Take the Asperger’s test / Autism Spectrum Quotient test

The Autism-Spectrum Quotient (AQ) test was created to give an indication of autism spectrum disorder traits in adults and teens over age 16.

Asperger's quiz/Autism Spectrum Quotient testTo take the Autism Spectrum Quotient test (sometimes called the AQ quiz or the Asperger’s test), for each of the 50 questions, select the answer that most closely reflects your agreement with the statement presented.

At the end of the test, you will be given a score to indicate approximately where you might possibly score on the spectrum.

Studies have shown that people with a clinical diagnosis of an Autism Spectrum Disorder (ASD) generally score above 32 out of 50 on the AQ. Note: The question sequence varies each time the test is taken.

This test/quiz is for informational use only, and is not a means of making an actual diagnosis of Asperger Syndrome or autism. If you have questions or concerns about the result of this assessment, please discuss them with your healthcare provider.

[slickquiz id=1]

About the Autism-Spectrum Quotient test

The original Autism-Spectrum Quotient test was developed by autism super-researcher Simon Baron-Cohen, Professor of Developmental Psychopathology at the University of Cambridge in the United Kingdom and Director of the University’s Autism Research Centre, together with his colleagues.

“The adult AQ was developed because of a lack of a quick and quantitative self-report instrument for assessing how many autistic traits any adult has.
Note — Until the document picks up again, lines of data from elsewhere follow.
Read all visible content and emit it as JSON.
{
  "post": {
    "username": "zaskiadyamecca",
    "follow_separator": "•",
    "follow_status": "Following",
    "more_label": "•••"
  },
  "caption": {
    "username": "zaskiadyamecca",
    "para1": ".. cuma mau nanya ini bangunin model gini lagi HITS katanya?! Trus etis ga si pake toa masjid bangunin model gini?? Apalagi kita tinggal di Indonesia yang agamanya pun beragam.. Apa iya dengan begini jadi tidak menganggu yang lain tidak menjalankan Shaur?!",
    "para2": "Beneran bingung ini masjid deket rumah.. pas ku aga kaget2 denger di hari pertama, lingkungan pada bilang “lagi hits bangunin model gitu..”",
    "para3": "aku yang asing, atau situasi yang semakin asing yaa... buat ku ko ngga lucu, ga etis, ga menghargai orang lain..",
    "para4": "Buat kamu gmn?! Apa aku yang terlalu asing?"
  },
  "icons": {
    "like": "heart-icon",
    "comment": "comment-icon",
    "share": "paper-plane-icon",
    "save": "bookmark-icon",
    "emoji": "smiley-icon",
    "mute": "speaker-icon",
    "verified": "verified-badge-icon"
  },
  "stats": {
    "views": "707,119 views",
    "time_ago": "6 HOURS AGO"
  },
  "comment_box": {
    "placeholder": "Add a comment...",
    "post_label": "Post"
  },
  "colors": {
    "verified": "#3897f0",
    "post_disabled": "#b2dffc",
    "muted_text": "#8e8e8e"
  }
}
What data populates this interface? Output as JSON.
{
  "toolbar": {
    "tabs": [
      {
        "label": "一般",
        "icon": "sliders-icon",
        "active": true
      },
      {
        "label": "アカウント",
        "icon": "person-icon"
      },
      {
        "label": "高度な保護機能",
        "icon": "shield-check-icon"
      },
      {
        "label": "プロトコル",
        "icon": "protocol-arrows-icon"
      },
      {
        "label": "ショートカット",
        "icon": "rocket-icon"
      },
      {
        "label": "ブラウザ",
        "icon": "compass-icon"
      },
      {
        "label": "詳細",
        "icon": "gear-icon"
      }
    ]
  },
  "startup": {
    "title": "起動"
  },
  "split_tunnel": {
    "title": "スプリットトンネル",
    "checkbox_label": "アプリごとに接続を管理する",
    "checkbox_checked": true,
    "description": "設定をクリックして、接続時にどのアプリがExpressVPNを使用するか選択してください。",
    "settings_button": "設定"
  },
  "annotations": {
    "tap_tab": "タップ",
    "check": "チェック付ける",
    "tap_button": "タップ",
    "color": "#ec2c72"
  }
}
The minimum score on the AQ is 0 and the maximum 50. If an adult has equal to or more than 32 out of 50 such traits, this is highly predictive of AS.” The teen/adolescent version of this quiz is similar, and the authors note, “Whereas the adult AQ (for ages 16+) entails self-report, the adolescent AQ requires a parent/carer to complete it, but otherwise retains the same items and structure as the adult version.” (Journal of Autism and Developmental Disorders, Vol. 36, No. 3, April 2006)

Smog and air pollution linked to an increased autism risk

More Stories
For children with pacemakers, self-competence affects quality of life

Pin It on Pinterest